The DFCS case worker gathered her belongings and walked from the living room toward the front door of Jimmy and Beth Rogers’ home in Covington, GA. A two-year-old boy followed behind her, calling out, “I want to go home now too.”
Kneeling down, she told him that this was his new home. The boy’s face fell, resigned, as he simply whispered, “Okay.” Quinn (name changed to protect his privacy), now three years old, came into the foster care system at 13 months old and spent time at two foster homes before being placed with the Rogers through The United Methodist Children’s Home.
“We knew right then that we wanted him to stay with us until he could go home to his birth family,” said foster parent Jimmy Rogers. “He had seen so much change in his little life.”
Quinn is one of three children that the Rogers currently foster through The Children’s Home. They seek to do whatever is best for each child, even if it means heartbreak for them as foster parents.
“It can be tough,” said Beth Rogers. “If we get attached and our heart breaks, but it means a child goes back to a strengthened family — it is a good thing. There are times we still talk about our first placement and tears come to our eyes more than a year later. But the whole purpose is for the kids, not us.”
Children experience trauma when they are removed from their home — leaving parents and often siblings behind while also losing their community and friends.
“There is additional trauma every time that they receive a new case worker through DFCS or if they must switch to a new foster home,” said Denise Peacock, foster care recruiter for The Children’s Home. “Our goal is to find the best foster placement for each child, together with siblings whenever possible, so that they have consistency and love in their life, people working hard to do what is best for them.”
During 2014, The Children’s Home served 148 foster children and worked with 57 foster families and hopes to boost both numbers this year in an effort to help reduce Georgia’s child welfare crisis. More than 10,000 children are in the state’s child welfare system, according to Georgia’s Division of Child and Family Services, and the shortage of foster homes results in children being separated from siblings, living far from home, and staying in inappropriate placements such as hotels.
“We spend time in churches and other organizations every week actively trying to recruit foster parents,” said Peacock. “I ask everyone I meet: ‘Have you ever considered fostering a child?’ and while many people have, they often are intimidated by the unknowns. I explain that foster parents have a profound chance to positively affect the rest of a child’s life.”
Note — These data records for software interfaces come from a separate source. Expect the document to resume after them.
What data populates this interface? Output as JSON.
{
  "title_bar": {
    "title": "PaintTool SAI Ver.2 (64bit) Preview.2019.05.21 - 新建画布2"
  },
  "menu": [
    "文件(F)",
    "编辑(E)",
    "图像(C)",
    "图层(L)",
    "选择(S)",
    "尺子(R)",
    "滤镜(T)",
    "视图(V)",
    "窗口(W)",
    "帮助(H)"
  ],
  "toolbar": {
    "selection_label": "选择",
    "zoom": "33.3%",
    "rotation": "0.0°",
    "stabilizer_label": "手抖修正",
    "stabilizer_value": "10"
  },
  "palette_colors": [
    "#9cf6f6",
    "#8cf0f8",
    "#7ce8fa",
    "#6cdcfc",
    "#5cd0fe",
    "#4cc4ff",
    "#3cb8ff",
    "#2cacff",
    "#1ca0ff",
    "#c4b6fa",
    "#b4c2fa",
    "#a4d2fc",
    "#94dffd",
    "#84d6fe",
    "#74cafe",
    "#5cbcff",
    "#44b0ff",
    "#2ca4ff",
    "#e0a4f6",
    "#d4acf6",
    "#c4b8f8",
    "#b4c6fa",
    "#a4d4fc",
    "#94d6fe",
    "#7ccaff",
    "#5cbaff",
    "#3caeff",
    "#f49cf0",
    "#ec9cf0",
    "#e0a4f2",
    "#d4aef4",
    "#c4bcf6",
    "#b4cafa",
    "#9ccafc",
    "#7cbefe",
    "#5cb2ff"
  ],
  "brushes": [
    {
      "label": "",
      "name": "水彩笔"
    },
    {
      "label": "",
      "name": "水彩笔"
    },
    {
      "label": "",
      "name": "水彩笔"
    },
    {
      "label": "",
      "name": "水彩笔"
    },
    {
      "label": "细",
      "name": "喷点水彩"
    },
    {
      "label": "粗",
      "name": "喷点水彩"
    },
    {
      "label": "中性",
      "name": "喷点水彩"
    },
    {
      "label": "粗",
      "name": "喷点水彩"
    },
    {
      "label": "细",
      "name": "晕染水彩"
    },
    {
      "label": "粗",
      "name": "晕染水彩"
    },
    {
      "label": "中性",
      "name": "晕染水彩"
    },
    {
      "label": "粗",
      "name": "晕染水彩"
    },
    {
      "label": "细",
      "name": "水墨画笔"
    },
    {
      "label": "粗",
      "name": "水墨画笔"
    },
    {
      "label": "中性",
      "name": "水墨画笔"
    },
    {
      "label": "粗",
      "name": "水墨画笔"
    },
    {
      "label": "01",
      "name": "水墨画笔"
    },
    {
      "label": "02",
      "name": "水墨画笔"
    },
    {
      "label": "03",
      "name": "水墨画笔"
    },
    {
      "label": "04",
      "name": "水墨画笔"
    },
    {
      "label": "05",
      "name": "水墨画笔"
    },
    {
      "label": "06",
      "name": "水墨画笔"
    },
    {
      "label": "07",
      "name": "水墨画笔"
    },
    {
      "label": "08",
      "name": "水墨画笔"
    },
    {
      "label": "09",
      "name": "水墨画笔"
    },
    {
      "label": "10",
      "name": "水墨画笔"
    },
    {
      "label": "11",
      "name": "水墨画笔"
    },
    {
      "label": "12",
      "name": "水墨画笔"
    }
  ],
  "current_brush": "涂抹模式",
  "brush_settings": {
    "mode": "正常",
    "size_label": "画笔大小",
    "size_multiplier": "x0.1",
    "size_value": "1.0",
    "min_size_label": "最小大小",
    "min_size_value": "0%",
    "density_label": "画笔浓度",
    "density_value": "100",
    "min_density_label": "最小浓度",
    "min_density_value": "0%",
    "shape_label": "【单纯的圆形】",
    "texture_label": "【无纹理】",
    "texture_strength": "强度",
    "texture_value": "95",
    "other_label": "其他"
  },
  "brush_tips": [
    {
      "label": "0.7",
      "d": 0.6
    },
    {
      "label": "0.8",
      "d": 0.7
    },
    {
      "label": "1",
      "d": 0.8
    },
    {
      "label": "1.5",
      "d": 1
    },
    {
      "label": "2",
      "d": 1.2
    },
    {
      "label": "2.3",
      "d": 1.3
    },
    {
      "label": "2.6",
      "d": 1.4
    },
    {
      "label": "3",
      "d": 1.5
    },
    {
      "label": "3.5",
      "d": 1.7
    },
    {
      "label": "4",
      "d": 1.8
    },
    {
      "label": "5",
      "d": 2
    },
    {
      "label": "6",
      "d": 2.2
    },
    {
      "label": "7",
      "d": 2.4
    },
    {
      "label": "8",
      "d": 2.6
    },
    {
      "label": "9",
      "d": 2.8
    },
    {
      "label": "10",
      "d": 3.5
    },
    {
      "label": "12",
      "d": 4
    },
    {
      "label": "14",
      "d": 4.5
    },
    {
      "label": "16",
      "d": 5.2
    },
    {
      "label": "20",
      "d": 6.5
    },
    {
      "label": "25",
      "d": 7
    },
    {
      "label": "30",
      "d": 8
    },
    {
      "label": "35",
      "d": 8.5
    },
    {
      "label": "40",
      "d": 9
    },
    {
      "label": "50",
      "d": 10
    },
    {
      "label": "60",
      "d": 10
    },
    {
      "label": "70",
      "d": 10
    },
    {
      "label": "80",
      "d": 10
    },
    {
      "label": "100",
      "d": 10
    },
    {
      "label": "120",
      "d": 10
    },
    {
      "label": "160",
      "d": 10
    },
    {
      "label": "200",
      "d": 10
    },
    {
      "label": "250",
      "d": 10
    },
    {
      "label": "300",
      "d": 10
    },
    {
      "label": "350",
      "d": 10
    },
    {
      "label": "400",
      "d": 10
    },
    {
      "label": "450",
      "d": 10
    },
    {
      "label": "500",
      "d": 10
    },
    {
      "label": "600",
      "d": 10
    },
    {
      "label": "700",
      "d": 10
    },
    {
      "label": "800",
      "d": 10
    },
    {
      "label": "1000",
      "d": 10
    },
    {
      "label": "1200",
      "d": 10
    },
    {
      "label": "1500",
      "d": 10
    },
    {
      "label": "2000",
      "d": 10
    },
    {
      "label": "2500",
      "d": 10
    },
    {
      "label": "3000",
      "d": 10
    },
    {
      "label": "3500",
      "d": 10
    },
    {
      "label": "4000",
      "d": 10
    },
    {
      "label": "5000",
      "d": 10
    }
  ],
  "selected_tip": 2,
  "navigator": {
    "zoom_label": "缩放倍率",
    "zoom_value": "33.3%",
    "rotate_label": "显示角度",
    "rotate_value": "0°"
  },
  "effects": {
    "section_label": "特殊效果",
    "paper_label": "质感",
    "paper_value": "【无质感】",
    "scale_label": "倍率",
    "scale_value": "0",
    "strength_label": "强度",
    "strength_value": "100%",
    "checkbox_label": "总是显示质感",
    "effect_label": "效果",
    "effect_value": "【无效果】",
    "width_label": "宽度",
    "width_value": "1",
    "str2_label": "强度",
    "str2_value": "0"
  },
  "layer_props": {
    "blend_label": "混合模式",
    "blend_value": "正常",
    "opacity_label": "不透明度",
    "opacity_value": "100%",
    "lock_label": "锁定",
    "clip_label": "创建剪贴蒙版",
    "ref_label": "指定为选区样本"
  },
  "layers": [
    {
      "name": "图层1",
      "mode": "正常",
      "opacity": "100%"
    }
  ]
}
The Children’s Home provides strong support to every foster family they work with, guiding them through such as hospitalizations, court visits, or behavioral issues.
“When our foster baby was hospitalized for 20 days, our Children’s Home caseworker spent a night with her when neither of us could, and others from the Home sat with the baby during days when I had to work and Beth had appointments that could not be missed. She was never by herself,” said Jimmy Rogers.
At the same time, The Children’s Home works toward establishing permanency for every foster child placed — 88 percent of children who left the Home’s care in 2014 transitioned toward permanency.The ultimate hope is to reunite children with a rehabilitated family or approved relative. When that isn’t possible, the Home helps foster families with the adoption process. Quinn has been placed with the Rogers for a year now and feels settled and loved — he feels “home.”
Reunification with his birth family is no longer possible, and the Rogers are in the adoption process to make him a permanent member of theirs.
“We do not foster with the intent to adopt, but obviously we are open to it,” said Beth Rogers. “As foster parents, our goal is to provide comfort and love to these children, to do what is best for them, not us. And there are so many children in need.”
Her husband, Jimmy, believes this need could be met by more churches and families of faith taking a stand: “No matter your denomination or faith, the scriptures are pretty clear about caring for children. If a family in each church in Georgia fostered, every child in the system could have a loving home as long as it was needed.”
Have you ever considered fostering a child? The need has never been greater.
Contact us today to learn more: (404) 327-5864.